California lawmakers ushered in a robust suite of climate legislation at the end of the term in August, dedicating $54 billion to climate programs over the next five years. The state’s demonstrated dedication to climate issues dovetails with the federal government’s recent passage of the Inflation Reduction Act, which included several environmental provisions discussed in a recent WilmerHale alert. If signed by Governor Newsom, the new laws will impact oil and gas infrastructure, carbon dioxide emissions, and carbon sequestration capabilities, among other items. For example:
- Clean Energy: Under AB 1279, California codifies the existing goal to achieve carbon neutrality by 2045. The state aims to implement 90% clean electricity by 2035 and 95% by 2040, pursuant to SB 1020. Reaching these targets will require an 85% reduction in emissions across sectors, including transportation, oil and gas production, and agriculture.
- Carbon Sequestration: AB 1757 requires California to set goalposts for removing carbon from the atmosphere with natural methods, including planting trees, restoring wetlands, and increasing urban forestry projects. SB 905 requires the California Air Resources Board to set regulations for carbon sequestration projects at polluting industries, such as oil refineries.
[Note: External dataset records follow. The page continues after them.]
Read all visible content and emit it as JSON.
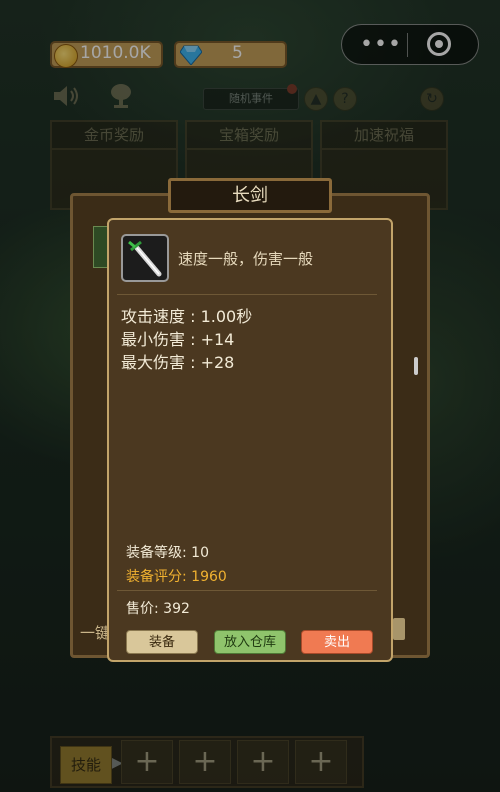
{
  "top_bar": {
    "coins": "1010.0K",
    "gems": "5",
    "coin_icon": "gold-coin-icon",
    "gem_icon": "diamond-icon"
  },
  "toolbar": {
    "event_button": "随机事件",
    "help_glyph": "?",
    "up_glyph": "▲",
    "refresh_glyph": "↻"
  },
  "reward_tabs": [
    "金币奖励",
    "宝箱奖励",
    "加速祝福"
  ],
  "dialog": {
    "title": "长剑",
    "item_icon": "sword-icon",
    "description": "速度一般，伤害一般",
    "stats": [
      "攻击速度 : 1.00秒",
      "最小伤害 : +14",
      "最大伤害 : +28"
    ],
    "equip_level": "装备等级: 10",
    "equip_score": "装备评分: 1960",
    "price": "售价:  392",
    "buttons": {
      "equip": "装备",
      "store": "放入仓库",
      "sell": "卖出"
    }
  },
  "background": {
    "side_label": "一键"
  },
  "skill_bar": {
    "skill_label": "技能",
    "arrow": "▶",
    "slots": [
      "+",
      "+",
      "+",
      "+"
    ]
  },
  "colors": {
    "score": "#f0b130",
    "btn_equip": "#d9c79a",
    "btn_store": "#8fc46c",
    "btn_sell": "#f07a52"
  }
}
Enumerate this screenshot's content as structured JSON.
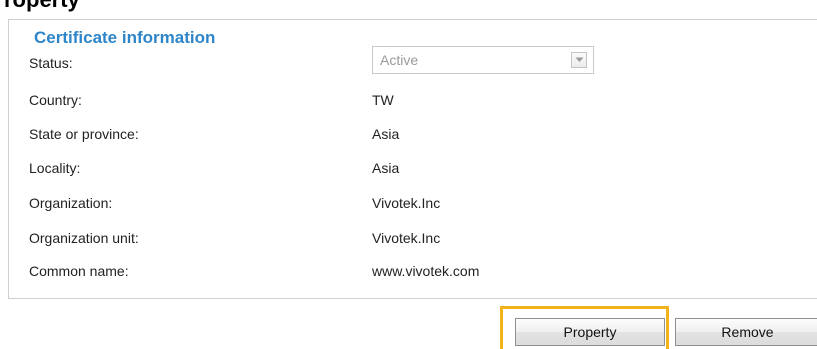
{
  "header": {
    "cut_title": "roperty"
  },
  "section": {
    "legend": "Certificate information"
  },
  "status": {
    "label": "Status:",
    "selected_value": "Active"
  },
  "fields": [
    {
      "label": "Country:",
      "value": "TW"
    },
    {
      "label": "State or province:",
      "value": "Asia"
    },
    {
      "label": "Locality:",
      "value": "Asia"
    },
    {
      "label": "Organization:",
      "value": "Vivotek.Inc"
    },
    {
      "label": "Organization unit:",
      "value": "Vivotek.Inc"
    },
    {
      "label": "Common name:",
      "value": "www.vivotek.com"
    }
  ],
  "buttons": {
    "property": "Property",
    "remove": "Remove"
  },
  "colors": {
    "legend_text": "#2e86c9",
    "highlight_border": "#f2b21c",
    "fieldset_border": "#cfcfcf"
  },
  "icons": {
    "dropdown": "chevron-down-icon"
  }
}
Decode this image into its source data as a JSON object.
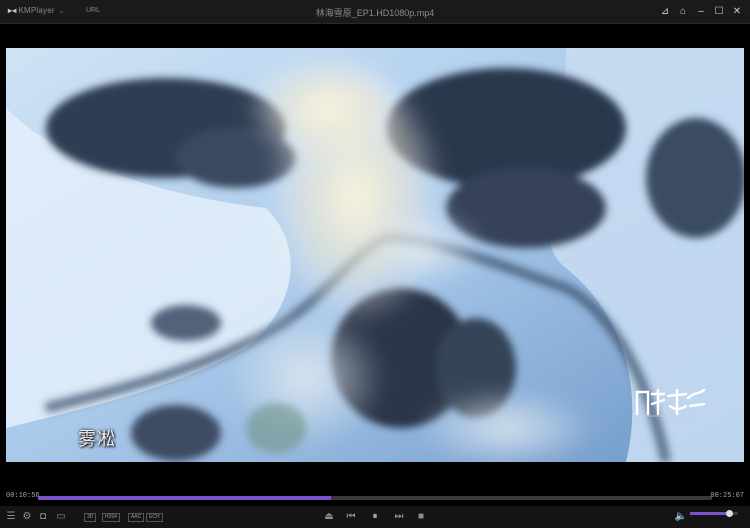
{
  "player": {
    "brand": "KMPlayer",
    "url_label": "URL",
    "file_title": "林海雪原_EP1.HD1080p.mp4"
  },
  "window_buttons": [
    "pin-icon",
    "minimize-to-tray-icon",
    "minimize-icon",
    "maximize-icon",
    "close-icon"
  ],
  "video": {
    "subtitle": "雾凇",
    "watermark": "阿尔泰"
  },
  "playback": {
    "elapsed": "00:10:56",
    "duration": "00:25:07",
    "progress": 0.435
  },
  "tags": [
    "3D",
    "H264",
    "AAC",
    "ECH"
  ],
  "volume": {
    "level": 0.82
  },
  "colors": {
    "accent": "#7b52c9",
    "background": "#000000",
    "chrome": "#1a1a1a"
  }
}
- Nuclear: SB 846 extends the operation timeline for Diablo Canyon nuclear power plant, which was slated to close in 2025. Under the bill, owner and operator Pacific Gas & Electric will receive a $1.4 billion loan to continue operations until 2030. Environmental groups expressed opposition, but industry and lawmakers who favored SB 846 argued maintaining the power plant is crucial to meeting California’s projected energy needs.
- Oil and Gas Drilling: With SB 1137, new oil and gas wells will have to be built at least 3,200 feet away from homes, hospitals, and schools, but existing wells within those health protection zones will not be banned. Beginning January 1, 2023, notices of intentions to drill within these zones would not be approved absent certain circumstances, and by January 1, 2025 facilities within these zones must submit plans to comply with certain health, safety, and environmental requirements (with plan implementation commencing by January 1, 2027). Proponents of SB 1137 argued that oil drilling unduly harms Black and Latino residents, and that this measure will ease the burdens faced by communities atop major oil fields.
Not all pending climate legislation was successful. SB 260, the California Climate Corporate Accountability Act, failed in the Assembly. SB 260 would have mandated that US-based businesses with annual revenues exceeding one billion dollars annually report all greenhouse gas emissions attributable to the business, including direct emissions, electricity use, and indirect emissions from the supply chain, waste disposal, leased assets, and other sources. AB 2133, which would have increased goals for reducing GHGs, also failed. Under AB 2133, California would have aimed to reduce GHG emissions to 55% below 1990 emissions (the current target is 40%).
Governor Newsom has until September 30, 2022 to veto or sign the bills that passed. Because Governor Newsom indicated strong support for many of the bills at the end of the session, it is expected that the climate legislation will largely become law. Regulated industries and entities should prepare for compliance in the new legal landscape, and WilmerHale’s energy and environmental team is poised to help.